Dataset rows describing interfaces
● ● ●
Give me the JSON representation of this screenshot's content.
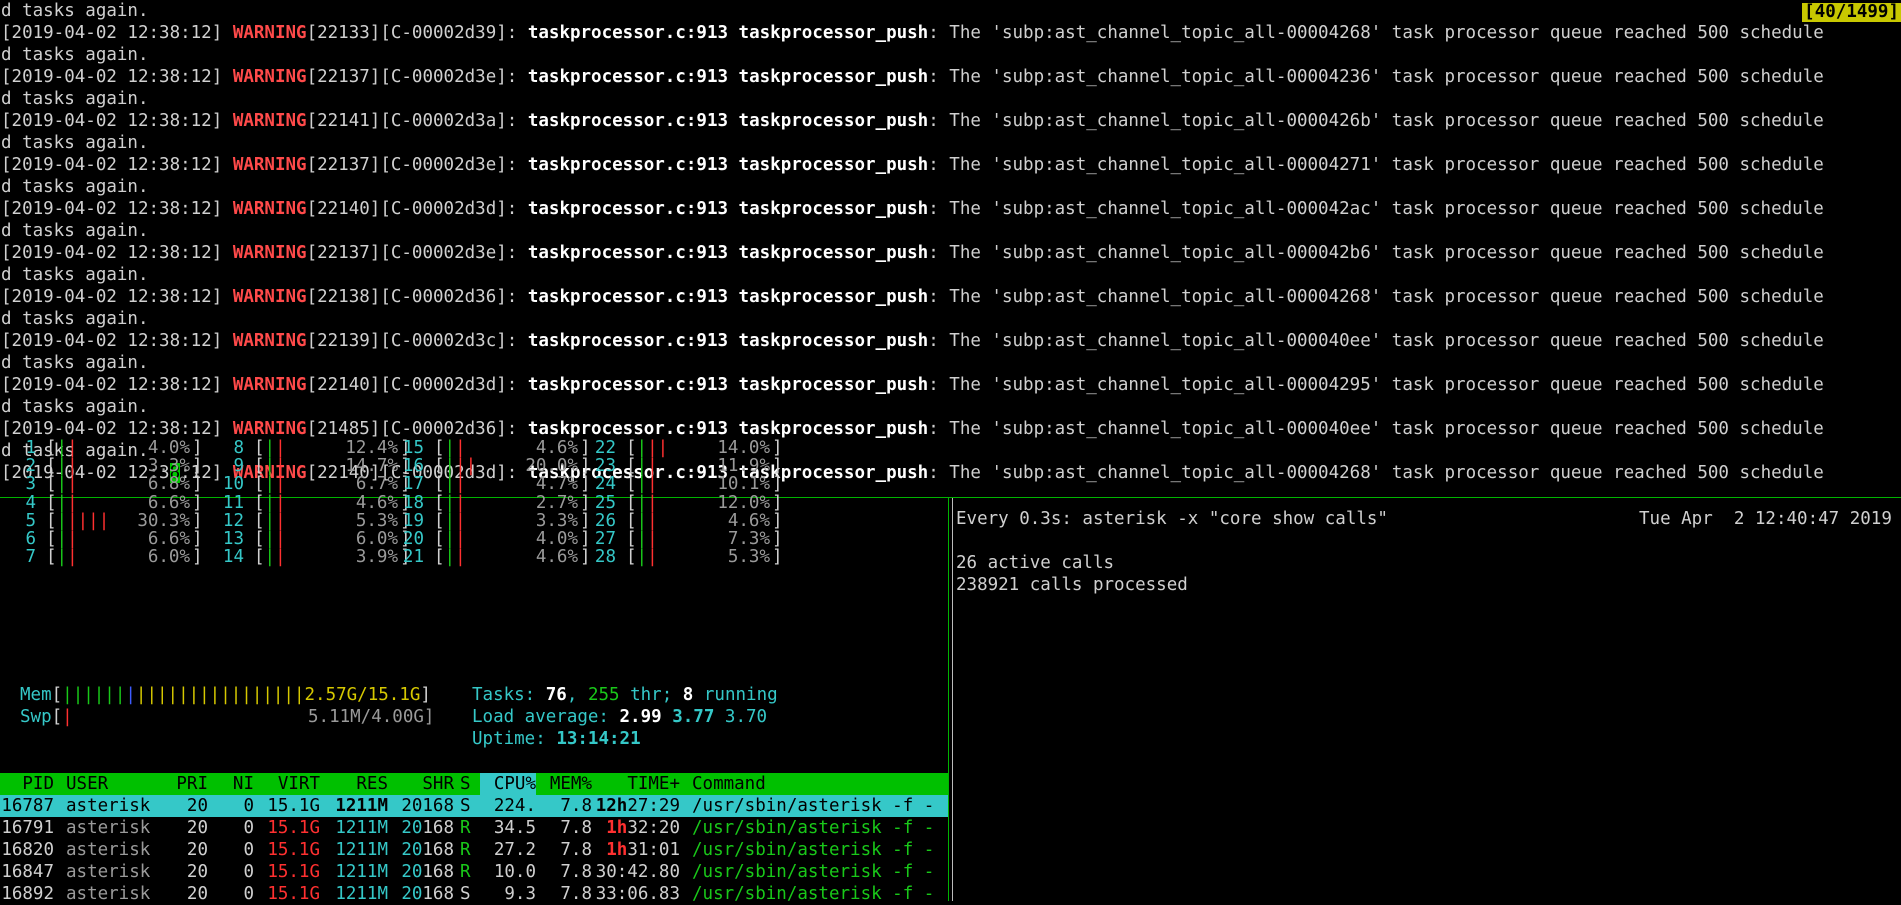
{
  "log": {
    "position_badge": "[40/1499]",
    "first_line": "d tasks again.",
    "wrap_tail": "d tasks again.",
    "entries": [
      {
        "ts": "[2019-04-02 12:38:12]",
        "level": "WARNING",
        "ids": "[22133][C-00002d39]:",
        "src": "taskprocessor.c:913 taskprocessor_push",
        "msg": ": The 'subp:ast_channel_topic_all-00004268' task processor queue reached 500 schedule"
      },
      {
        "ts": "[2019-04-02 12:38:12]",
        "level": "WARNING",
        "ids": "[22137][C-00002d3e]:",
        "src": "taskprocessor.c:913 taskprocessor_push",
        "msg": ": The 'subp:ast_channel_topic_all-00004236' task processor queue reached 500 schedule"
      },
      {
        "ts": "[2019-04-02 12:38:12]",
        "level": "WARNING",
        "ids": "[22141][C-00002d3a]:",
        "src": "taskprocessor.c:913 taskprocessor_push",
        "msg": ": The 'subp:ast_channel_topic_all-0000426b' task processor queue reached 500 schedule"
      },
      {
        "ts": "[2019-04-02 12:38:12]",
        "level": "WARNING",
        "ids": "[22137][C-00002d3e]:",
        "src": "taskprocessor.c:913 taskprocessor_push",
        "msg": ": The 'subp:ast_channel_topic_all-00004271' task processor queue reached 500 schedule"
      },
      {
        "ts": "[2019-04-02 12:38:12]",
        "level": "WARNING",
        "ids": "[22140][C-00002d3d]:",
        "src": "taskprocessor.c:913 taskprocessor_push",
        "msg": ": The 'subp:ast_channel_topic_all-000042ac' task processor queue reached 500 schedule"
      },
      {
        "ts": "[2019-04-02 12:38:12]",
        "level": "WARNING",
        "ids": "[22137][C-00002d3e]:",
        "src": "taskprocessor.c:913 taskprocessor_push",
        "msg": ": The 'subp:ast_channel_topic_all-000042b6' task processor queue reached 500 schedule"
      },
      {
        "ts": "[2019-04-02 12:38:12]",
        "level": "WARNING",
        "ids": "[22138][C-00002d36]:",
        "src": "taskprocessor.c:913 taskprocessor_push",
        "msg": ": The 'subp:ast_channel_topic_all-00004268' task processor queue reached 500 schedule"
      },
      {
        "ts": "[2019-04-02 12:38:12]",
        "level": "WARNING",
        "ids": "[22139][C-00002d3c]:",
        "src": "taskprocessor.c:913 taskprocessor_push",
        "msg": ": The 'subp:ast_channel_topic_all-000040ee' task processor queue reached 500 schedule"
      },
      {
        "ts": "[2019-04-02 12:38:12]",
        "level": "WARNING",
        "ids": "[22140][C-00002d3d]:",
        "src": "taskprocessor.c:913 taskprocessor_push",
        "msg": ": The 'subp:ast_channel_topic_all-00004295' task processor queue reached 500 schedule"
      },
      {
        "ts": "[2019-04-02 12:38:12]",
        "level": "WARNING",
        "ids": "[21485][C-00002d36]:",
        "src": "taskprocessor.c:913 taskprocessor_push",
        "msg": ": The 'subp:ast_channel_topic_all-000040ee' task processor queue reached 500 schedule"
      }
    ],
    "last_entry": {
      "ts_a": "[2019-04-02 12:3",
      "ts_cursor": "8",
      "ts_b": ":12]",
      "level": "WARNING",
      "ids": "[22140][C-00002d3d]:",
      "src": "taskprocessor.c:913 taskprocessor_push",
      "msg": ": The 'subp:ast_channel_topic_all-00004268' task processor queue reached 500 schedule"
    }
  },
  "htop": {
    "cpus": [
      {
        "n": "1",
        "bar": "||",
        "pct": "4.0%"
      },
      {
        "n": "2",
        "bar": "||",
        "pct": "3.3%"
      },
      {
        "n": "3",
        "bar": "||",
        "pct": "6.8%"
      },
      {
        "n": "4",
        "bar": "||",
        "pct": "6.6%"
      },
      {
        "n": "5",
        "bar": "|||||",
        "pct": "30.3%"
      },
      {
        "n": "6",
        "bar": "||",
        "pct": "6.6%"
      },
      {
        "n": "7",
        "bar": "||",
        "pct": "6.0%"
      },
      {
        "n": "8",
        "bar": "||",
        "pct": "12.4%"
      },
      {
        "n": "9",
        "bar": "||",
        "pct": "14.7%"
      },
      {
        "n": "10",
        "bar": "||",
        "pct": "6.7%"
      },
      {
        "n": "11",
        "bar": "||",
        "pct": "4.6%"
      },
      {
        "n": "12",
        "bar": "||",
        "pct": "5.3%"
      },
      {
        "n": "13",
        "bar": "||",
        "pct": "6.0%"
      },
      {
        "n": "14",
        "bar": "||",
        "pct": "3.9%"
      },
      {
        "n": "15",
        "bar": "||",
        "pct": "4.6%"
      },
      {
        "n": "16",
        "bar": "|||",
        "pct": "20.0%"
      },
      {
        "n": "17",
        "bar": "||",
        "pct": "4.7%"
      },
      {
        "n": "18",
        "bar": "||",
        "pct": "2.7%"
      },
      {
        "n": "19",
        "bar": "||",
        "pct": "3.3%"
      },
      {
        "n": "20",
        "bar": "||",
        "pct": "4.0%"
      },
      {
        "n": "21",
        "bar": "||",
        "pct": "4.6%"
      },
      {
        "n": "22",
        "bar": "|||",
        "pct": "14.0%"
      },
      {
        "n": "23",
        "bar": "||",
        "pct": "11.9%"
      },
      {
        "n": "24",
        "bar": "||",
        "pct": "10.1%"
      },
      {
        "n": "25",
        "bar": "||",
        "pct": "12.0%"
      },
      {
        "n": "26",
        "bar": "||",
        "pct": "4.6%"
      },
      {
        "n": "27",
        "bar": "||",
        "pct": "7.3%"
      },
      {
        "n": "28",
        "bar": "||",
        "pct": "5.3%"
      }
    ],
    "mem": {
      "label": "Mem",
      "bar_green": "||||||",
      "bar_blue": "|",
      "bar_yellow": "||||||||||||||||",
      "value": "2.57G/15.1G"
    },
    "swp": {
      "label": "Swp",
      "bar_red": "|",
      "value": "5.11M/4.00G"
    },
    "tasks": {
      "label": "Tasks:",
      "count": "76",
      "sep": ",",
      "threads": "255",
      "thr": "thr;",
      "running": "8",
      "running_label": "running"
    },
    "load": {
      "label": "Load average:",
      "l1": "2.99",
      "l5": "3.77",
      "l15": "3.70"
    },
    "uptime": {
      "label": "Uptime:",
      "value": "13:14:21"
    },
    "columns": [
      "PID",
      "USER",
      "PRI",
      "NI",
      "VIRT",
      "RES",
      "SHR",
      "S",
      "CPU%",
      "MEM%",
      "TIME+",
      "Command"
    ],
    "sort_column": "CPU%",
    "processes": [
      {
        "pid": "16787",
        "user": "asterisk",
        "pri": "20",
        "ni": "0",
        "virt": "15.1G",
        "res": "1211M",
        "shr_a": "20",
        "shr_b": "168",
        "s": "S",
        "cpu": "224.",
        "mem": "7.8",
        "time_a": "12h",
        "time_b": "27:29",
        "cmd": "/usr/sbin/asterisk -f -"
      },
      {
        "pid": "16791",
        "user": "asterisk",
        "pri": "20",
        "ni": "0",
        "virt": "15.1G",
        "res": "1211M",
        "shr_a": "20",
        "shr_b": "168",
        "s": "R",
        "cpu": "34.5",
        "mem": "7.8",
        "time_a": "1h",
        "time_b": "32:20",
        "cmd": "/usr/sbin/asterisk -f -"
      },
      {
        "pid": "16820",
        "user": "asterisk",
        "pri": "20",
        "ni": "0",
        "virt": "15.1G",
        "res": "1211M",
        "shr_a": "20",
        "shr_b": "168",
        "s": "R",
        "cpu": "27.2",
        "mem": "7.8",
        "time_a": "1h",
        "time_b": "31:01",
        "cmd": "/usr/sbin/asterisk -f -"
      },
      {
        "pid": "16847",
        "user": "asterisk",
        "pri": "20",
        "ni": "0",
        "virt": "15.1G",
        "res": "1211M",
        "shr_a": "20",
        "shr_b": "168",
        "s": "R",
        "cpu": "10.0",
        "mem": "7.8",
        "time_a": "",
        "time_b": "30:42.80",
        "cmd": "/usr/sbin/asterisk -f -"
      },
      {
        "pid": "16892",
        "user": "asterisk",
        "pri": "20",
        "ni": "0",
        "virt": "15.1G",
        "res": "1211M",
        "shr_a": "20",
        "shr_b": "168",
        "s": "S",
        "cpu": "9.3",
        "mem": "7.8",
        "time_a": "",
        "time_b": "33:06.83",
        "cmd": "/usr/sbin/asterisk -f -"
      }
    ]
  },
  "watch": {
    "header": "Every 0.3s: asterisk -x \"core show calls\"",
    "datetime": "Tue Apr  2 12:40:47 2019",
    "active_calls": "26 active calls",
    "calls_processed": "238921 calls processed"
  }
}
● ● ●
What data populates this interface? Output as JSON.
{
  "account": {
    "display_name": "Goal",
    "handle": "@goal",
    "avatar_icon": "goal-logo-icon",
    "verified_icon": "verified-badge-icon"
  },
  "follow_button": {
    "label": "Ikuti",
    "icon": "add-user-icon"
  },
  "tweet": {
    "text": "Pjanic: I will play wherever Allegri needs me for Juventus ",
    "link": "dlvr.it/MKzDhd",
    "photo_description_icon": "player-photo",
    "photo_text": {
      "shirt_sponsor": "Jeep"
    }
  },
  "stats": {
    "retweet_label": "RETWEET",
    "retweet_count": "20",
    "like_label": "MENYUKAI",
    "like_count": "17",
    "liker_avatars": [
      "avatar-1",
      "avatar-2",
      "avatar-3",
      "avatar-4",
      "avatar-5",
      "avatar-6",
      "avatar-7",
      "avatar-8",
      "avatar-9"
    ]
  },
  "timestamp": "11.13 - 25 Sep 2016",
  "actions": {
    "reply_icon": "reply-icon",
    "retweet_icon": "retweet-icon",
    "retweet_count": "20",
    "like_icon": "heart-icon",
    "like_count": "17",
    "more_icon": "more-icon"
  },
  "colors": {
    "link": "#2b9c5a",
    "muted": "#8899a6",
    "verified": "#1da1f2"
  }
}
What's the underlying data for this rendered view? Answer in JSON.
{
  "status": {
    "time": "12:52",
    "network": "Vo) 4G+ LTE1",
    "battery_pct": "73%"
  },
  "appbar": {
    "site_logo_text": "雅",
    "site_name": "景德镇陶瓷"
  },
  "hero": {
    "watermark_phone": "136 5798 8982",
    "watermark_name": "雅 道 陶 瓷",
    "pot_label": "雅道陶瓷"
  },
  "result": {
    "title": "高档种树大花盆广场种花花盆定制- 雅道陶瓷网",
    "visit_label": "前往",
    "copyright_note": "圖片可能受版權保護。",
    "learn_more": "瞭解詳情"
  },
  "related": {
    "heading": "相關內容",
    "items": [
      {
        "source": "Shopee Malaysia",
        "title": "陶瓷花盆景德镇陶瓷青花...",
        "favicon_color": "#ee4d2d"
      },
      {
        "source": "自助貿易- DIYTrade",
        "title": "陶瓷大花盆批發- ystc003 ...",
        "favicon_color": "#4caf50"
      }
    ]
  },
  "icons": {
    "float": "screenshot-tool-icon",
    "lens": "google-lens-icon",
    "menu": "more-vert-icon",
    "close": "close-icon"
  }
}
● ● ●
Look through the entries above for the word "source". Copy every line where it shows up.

**EXERCISE RESULT:**
        "source": "Shopee Malaysia",
        "source": "自助貿易- DIYTrade",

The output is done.